|Total shareholder return for largest global suppliers; percentage change per period|
|Name||Q3 2001||Past 12 months||Past 36 months|
|1||Collins & Aikman||-0.9||31.2||1.4|
|10||Aisin Seiki Co.||-15.1||-19.5||44|
|22||NHK Spring Co.||-28||-47.4||-4.8|
It has left most suppliers straining for profits - some even struggling to survive - in a year that continues to worsen. Many struggle with high debt levels, cash flow deficiencies and marginal businesses that are tough to sell.
What's more, bigger companies are hurting. Previously, failing suppliers tended to be in the $75 million to $100 million range in annual revenue. Now, companies of $250 million and more are in danger of falling, said Mike Burwell, partner in the transaction services group at Pricewaterhouse Coopers. Federal-Mogul Corp., a $3.5 billion player in original equipment sales, filed for bankruptcy protection just after the quarter ended.
Even suppliers with better financial prospects feel the squeeze.
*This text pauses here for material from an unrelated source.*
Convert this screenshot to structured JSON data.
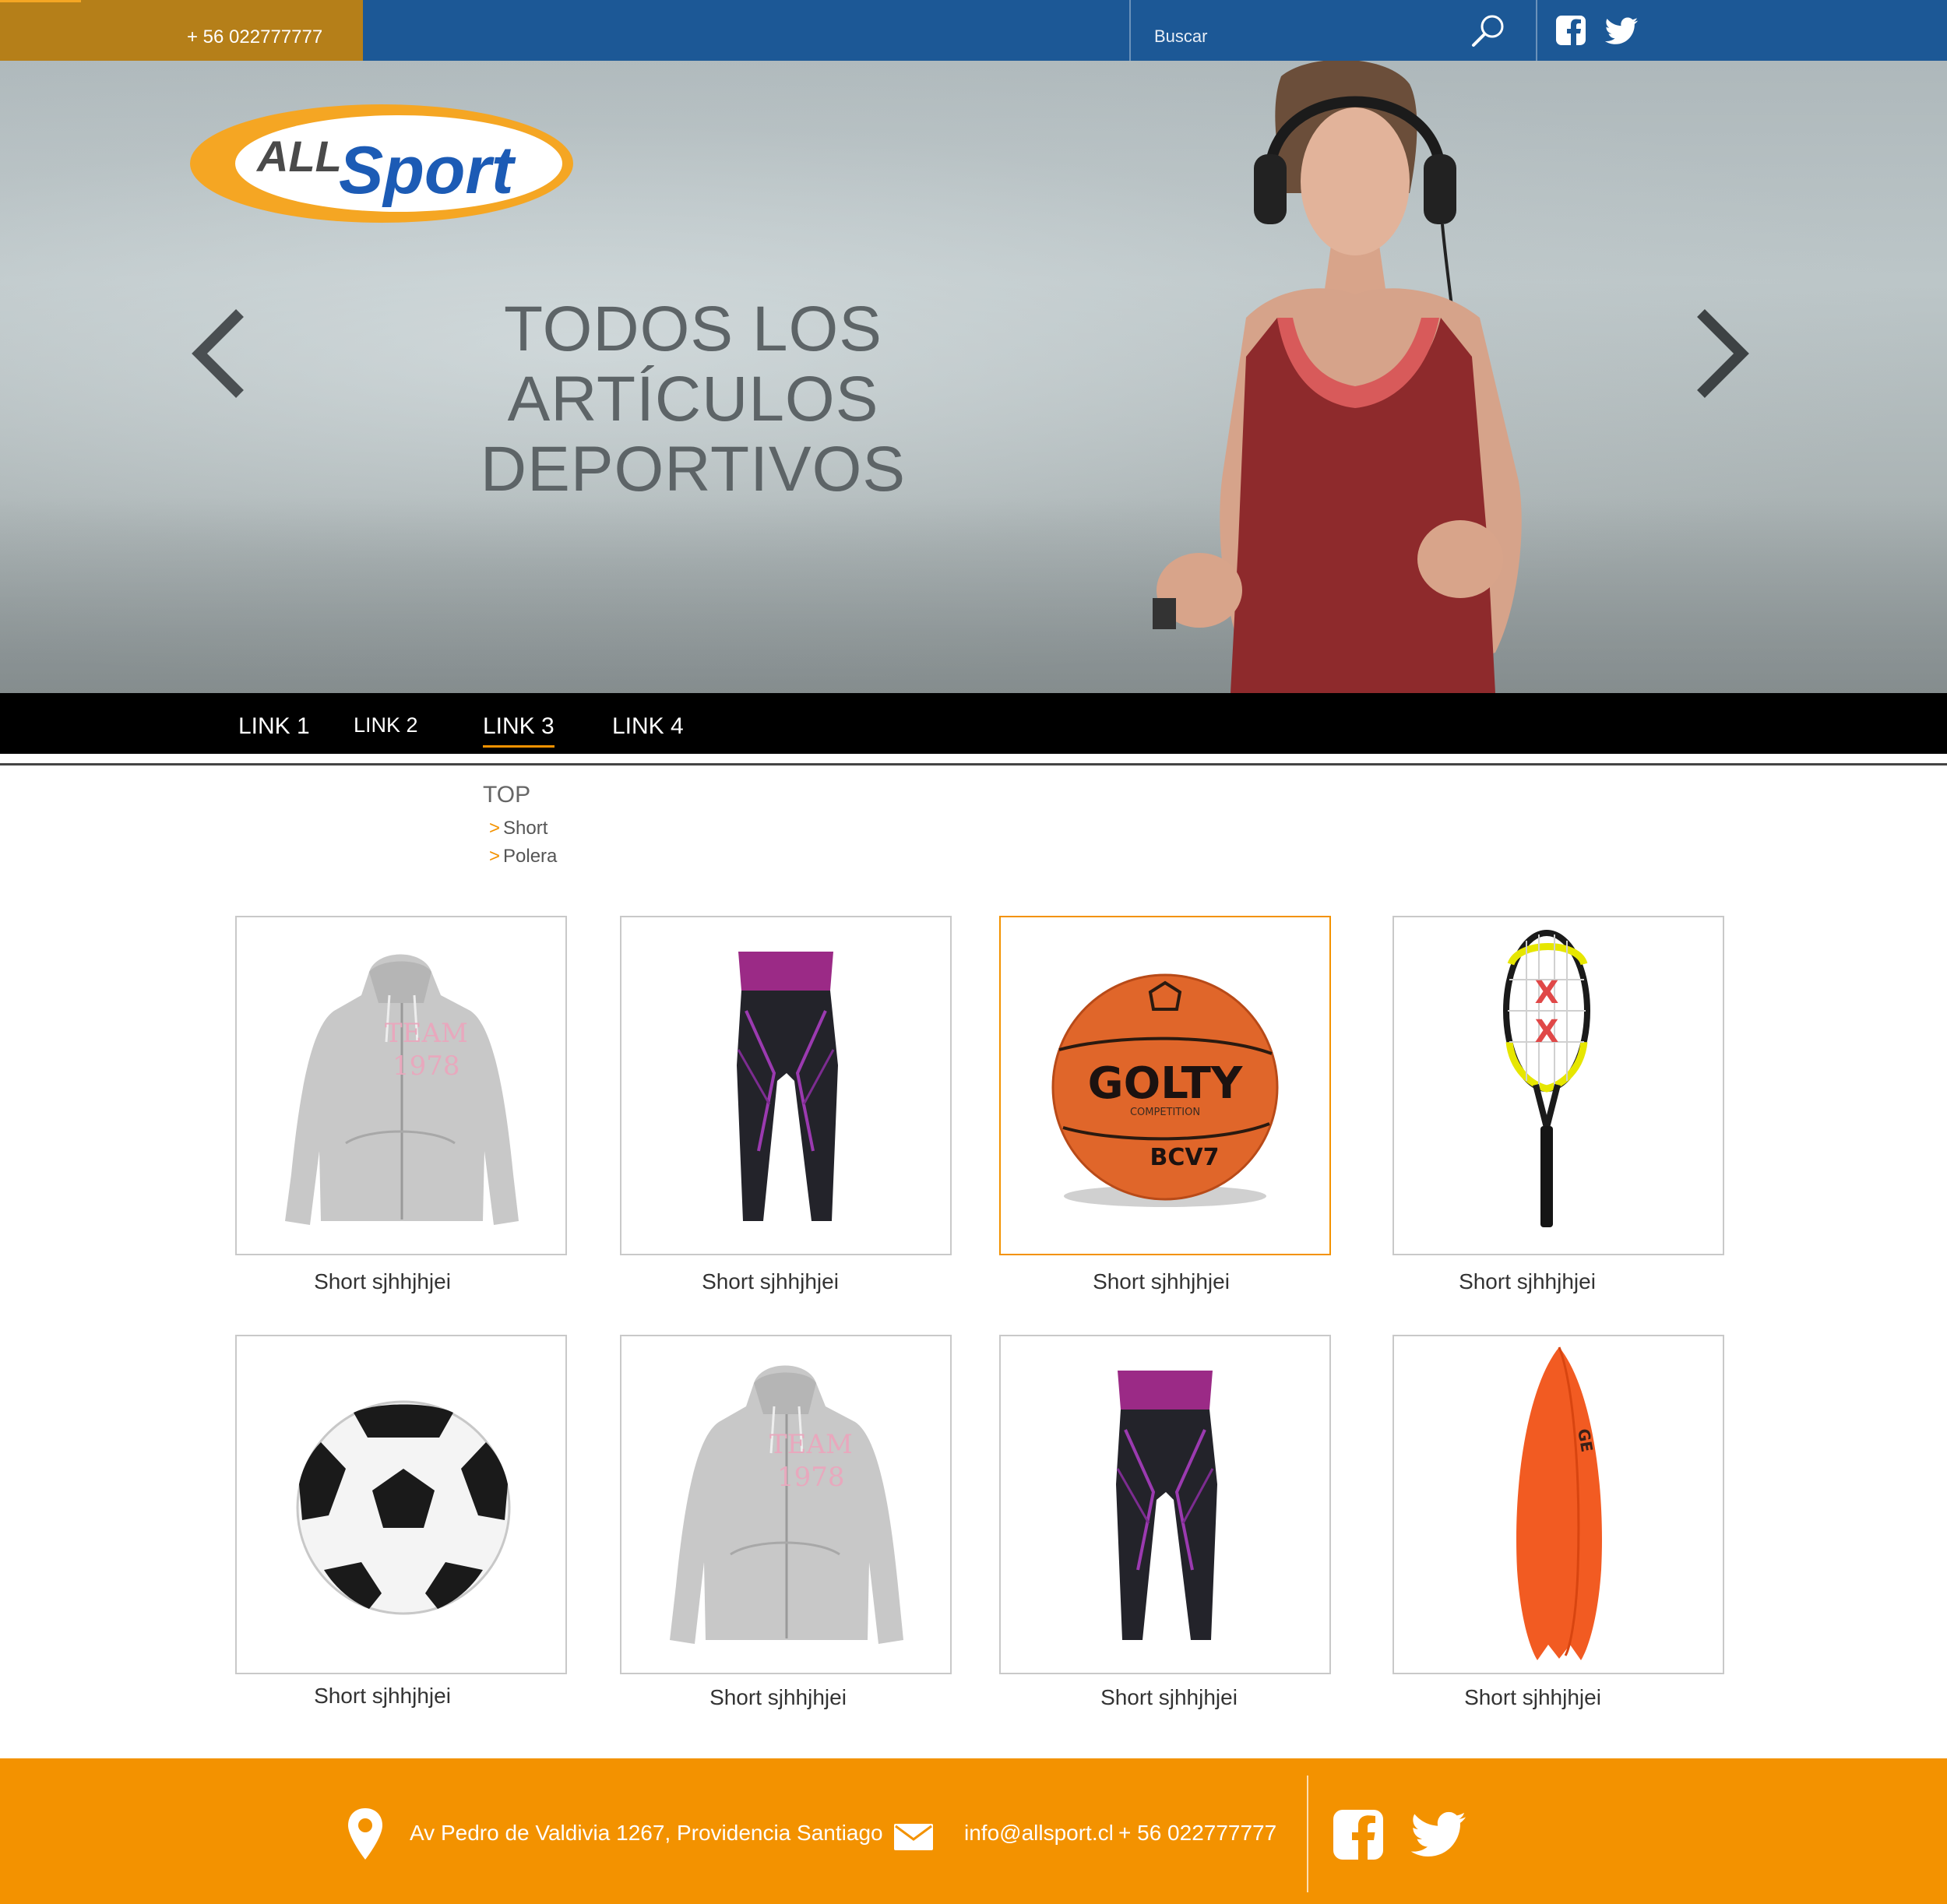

Burwell said there is a 90 percent chance that within the next year, every Tier 1 supplier will have production disrupted because troubled Tier 2 suppliers won't be able to deliver parts.
Supplier returns have reflected such concerns; after a rise during the spring and early summer, values plunged again. The group posted an average decline of 24.6 percent during the third quarter, on top of a one-year decline of 27.5 percent and a three-year drop of 43 percent. The performance trails market benchmarks on nearly all counts.
Collins & Aikman Corp. fared better than all other suppliers in the third quarter with only a 0.9 percent decline. Hayes Lemmerz International Inc. posted the poorest performance, with an 84.3 percent drop. Hayes Lemmerz and Federal-Mogul anchored the supplier group's bottom slots for all periods measured.
Faurecia led the one-year list with a 39.9 percent gain. Stanley Electric Co. Ltd. topped the three-year report with a 108 percent gain.